Stored items from a collection —
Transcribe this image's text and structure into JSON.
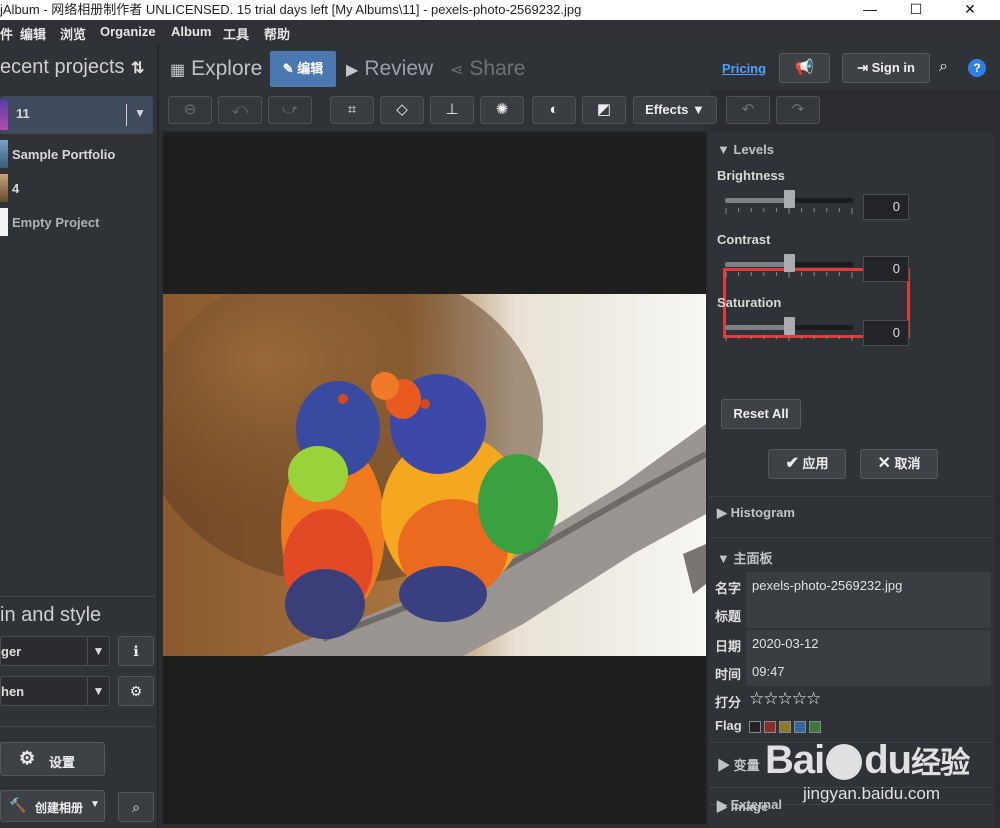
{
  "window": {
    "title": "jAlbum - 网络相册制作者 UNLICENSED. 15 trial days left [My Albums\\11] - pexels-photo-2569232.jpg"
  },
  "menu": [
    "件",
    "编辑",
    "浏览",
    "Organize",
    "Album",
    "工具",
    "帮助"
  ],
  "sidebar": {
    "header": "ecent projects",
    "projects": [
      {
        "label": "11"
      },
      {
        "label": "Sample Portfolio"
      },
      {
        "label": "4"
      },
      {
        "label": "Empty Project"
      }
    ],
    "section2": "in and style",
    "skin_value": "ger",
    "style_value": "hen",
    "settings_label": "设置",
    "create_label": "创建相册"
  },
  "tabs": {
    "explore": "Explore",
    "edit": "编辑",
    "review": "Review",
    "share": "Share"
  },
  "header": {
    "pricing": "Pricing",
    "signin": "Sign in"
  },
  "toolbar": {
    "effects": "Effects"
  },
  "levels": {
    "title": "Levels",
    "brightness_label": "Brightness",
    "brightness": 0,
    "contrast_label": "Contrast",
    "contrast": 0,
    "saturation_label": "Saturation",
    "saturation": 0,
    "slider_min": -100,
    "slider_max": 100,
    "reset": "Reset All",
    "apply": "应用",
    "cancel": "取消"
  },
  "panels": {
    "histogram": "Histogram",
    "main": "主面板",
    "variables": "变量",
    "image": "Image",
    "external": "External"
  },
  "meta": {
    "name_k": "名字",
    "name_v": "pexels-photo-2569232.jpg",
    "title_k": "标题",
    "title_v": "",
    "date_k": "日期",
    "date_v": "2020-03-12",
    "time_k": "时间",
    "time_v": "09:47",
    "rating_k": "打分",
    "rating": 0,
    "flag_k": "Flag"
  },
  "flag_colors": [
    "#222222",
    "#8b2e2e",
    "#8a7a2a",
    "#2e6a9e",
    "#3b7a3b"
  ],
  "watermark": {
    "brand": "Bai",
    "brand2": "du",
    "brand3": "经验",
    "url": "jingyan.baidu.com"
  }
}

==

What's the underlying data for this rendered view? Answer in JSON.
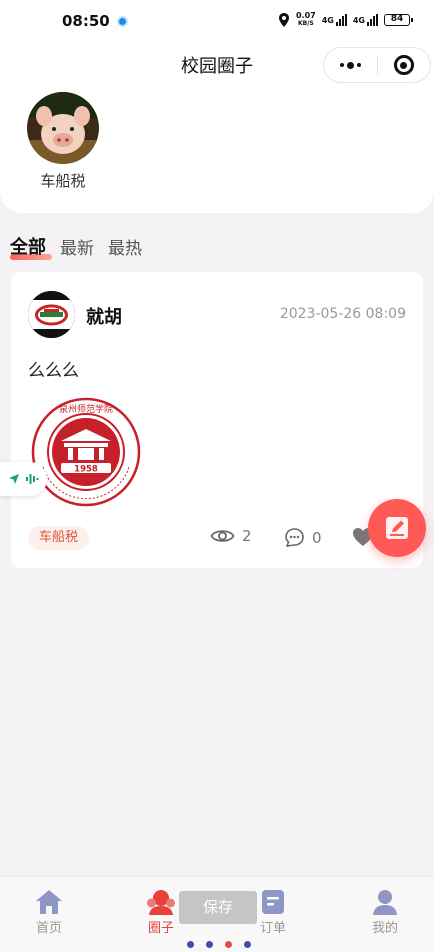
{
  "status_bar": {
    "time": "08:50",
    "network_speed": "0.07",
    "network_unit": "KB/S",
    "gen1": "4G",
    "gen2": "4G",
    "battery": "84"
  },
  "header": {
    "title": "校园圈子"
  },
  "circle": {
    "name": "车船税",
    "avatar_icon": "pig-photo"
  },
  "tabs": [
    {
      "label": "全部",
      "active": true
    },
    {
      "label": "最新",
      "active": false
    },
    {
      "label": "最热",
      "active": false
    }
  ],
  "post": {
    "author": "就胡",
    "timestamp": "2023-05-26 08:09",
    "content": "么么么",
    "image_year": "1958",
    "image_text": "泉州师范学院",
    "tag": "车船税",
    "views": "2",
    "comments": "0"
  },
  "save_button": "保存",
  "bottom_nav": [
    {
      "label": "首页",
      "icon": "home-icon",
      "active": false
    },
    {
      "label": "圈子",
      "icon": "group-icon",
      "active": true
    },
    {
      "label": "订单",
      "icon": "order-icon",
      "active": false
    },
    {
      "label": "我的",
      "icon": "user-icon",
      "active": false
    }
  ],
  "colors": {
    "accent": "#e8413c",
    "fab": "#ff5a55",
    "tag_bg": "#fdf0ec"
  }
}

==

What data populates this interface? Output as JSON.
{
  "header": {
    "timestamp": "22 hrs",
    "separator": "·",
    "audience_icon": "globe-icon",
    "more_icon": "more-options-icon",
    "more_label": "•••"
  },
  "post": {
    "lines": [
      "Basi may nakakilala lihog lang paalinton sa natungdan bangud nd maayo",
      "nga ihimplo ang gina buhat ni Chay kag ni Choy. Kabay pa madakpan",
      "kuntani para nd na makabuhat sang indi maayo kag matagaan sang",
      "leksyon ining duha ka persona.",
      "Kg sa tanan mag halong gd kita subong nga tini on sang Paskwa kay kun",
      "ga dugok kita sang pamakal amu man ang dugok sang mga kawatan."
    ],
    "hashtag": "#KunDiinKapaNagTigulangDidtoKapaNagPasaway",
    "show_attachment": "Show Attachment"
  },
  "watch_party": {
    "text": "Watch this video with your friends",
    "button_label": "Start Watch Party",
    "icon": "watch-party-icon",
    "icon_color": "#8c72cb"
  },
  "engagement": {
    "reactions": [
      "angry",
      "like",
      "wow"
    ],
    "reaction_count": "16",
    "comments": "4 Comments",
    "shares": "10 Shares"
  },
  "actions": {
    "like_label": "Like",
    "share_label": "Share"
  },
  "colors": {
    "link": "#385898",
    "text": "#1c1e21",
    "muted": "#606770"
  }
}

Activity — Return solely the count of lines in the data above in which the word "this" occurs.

Expected answer — 4